** What is expected **
Write the entries out again. Every character must match.

── Dataset entries ──

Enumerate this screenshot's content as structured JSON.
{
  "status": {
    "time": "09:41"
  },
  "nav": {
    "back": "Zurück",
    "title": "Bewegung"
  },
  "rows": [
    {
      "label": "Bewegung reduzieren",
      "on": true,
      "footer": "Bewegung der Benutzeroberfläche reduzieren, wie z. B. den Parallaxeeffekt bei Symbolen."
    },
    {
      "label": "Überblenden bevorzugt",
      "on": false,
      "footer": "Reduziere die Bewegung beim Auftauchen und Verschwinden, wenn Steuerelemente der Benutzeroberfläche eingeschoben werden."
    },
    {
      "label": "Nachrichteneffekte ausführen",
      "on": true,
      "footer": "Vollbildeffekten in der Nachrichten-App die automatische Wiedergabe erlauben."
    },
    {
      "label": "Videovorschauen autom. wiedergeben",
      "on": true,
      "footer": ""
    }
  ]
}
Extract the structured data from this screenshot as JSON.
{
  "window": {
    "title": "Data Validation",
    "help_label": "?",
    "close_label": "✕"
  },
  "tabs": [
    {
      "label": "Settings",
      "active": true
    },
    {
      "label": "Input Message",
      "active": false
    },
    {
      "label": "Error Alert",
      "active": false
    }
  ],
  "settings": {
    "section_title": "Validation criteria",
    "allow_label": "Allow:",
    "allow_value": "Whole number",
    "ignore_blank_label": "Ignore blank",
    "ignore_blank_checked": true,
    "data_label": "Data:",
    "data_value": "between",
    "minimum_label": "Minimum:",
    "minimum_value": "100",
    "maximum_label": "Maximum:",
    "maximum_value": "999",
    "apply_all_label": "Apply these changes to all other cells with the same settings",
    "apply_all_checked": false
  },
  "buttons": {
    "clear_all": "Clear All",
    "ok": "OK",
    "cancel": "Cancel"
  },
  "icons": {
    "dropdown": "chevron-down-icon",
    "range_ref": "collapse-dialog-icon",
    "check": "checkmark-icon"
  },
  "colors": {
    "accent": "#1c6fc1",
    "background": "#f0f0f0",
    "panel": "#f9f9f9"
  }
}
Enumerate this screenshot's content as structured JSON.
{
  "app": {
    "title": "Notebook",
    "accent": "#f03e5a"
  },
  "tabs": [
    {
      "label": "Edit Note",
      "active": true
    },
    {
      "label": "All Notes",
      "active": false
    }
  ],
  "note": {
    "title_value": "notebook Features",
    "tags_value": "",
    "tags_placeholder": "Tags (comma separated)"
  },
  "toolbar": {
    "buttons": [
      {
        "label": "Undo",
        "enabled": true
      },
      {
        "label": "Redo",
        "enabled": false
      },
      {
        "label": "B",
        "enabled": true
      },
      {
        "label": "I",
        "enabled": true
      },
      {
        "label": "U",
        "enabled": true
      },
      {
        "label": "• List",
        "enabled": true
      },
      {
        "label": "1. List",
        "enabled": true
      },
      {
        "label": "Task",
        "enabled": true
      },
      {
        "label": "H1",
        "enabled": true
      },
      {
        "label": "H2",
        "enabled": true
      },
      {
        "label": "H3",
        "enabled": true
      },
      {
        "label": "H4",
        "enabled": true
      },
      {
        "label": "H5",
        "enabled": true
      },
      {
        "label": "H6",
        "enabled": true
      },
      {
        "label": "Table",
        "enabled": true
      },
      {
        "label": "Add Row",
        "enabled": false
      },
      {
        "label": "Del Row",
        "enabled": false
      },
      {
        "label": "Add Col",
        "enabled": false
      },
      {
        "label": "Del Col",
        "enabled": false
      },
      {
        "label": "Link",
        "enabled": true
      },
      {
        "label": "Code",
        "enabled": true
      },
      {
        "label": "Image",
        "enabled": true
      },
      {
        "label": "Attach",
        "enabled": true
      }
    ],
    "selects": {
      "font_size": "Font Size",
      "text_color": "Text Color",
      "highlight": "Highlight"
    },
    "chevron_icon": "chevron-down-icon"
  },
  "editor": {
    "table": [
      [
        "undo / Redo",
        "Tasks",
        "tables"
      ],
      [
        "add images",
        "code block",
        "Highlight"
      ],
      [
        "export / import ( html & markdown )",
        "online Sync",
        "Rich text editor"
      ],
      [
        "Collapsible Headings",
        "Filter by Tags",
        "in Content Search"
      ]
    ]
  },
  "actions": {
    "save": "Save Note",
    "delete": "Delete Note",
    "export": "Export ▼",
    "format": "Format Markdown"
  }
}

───

** Output below **
Enumerate this screenshot's content as structured JSON.
{
  "status": {
    "time": "09:41"
  },
  "nav": {
    "back": "Zurück",
    "title": "Bewegung"
  },
  "rows": [
    {
      "label": "Bewegung reduzieren",
      "on": true,
      "footer": "Bewegung der Benutzeroberfläche reduzieren, wie z. B. den Parallaxeeffekt bei Symbolen."
    },
    {
      "label": "Überblenden bevorzugt",
      "on": false,
      "footer": "Reduziere die Bewegung beim Auftauchen und Verschwinden, wenn Steuerelemente der Benutzeroberfläche eingeschoben werden."
    },
    {
      "label": "Nachrichteneffekte ausführen",
      "on": true,
      "footer": "Vollbildeffekten in der Nachrichten-App die automatische Wiedergabe erlauben."
    },
    {
      "label": "Videovorschauen autom. wiedergeben",
      "on": true,
      "footer": ""
    }
  ]
}
Extract the structured data from this screenshot as JSON.
{
  "window": {
    "title": "Data Validation",
    "help_label": "?",
    "close_label": "✕"
  },
  "tabs": [
    {
      "label": "Settings",
      "active": true
    },
    {
      "label": "Input Message",
      "active": false
    },
    {
      "label": "Error Alert",
      "active": false
    }
  ],
  "settings": {
    "section_title": "Validation criteria",
    "allow_label": "Allow:",
    "allow_value": "Whole number",
    "ignore_blank_label": "Ignore blank",
    "ignore_blank_checked": true,
    "data_label": "Data:",
    "data_value": "between",
    "minimum_label": "Minimum:",
    "minimum_value": "100",
    "maximum_label": "Maximum:",
    "maximum_value": "999",
    "apply_all_label": "Apply these changes to all other cells with the same settings",
    "apply_all_checked": false
  },
  "buttons": {
    "clear_all": "Clear All",
    "ok": "OK",
    "cancel": "Cancel"
  },
  "icons": {
    "dropdown": "chevron-down-icon",
    "range_ref": "collapse-dialog-icon",
    "check": "checkmark-icon"
  },
  "colors": {
    "accent": "#1c6fc1",
    "background": "#f0f0f0",
    "panel": "#f9f9f9"
  }
}
Enumerate this screenshot's content as structured JSON.
{
  "app": {
    "title": "Notebook",
    "accent": "#f03e5a"
  },
  "tabs": [
    {
      "label": "Edit Note",
      "active": true
    },
    {
      "label": "All Notes",
      "active": false
    }
  ],
  "note": {
    "title_value": "notebook Features",
    "tags_value": "",
    "tags_placeholder": "Tags (comma separated)"
  },
  "toolbar": {
    "buttons": [
      {
        "label": "Undo",
        "enabled": true
      },
      {
        "label": "Redo",
        "enabled": false
      },
      {
        "label": "B",
        "enabled": true
      },
      {
        "label": "I",
        "enabled": true
      },
      {
        "label": "U",
        "enabled": true
      },
      {
        "label": "• List",
        "enabled": true
      },
      {
        "label": "1. List",
        "enabled": true
      },
      {
        "label": "Task",
        "enabled": true
      },
      {
        "label": "H1",
        "enabled": true
      },
      {
        "label": "H2",
        "enabled": true
      },
      {
        "label": "H3",
        "enabled": true
      },
      {
        "label": "H4",
        "enabled": true
      },
      {
        "label": "H5",
        "enabled": true
      },
      {
        "label": "H6",
        "enabled": true
      },
      {
        "label": "Table",
        "enabled": true
      },
      {
        "label": "Add Row",
        "enabled": false
      },
      {
        "label": "Del Row",
        "enabled": false
      },
      {
        "label": "Add Col",
        "enabled": false
      },
      {
        "label": "Del Col",
        "enabled": false
      },
      {
        "label": "Link",
        "enabled": true
      },
      {
        "label": "Code",
        "enabled": true
      },
      {
        "label": "Image",
        "enabled": true
      },
      {
        "label": "Attach",
        "enabled": true
      }
    ],
    "selects": {
      "font_size": "Font Size",
      "text_color": "Text Color",
      "highlight": "Highlight"
    },
    "chevron_icon": "chevron-down-icon"
  },
  "editor": {
    "table": [
      [
        "undo / Redo",
        "Tasks",
        "tables"
      ],
      [
        "add images",
        "code block",
        "Highlight"
      ],
      [
        "export / import ( html & markdown )",
        "online Sync",
        "Rich text editor"
      ],
      [
        "Collapsible Headings",
        "Filter by Tags",
        "in Content Search"
      ]
    ]
  },
  "actions": {
    "save": "Save Note",
    "delete": "Delete Note",
    "export": "Export ▼",
    "format": "Format Markdown"
  }
}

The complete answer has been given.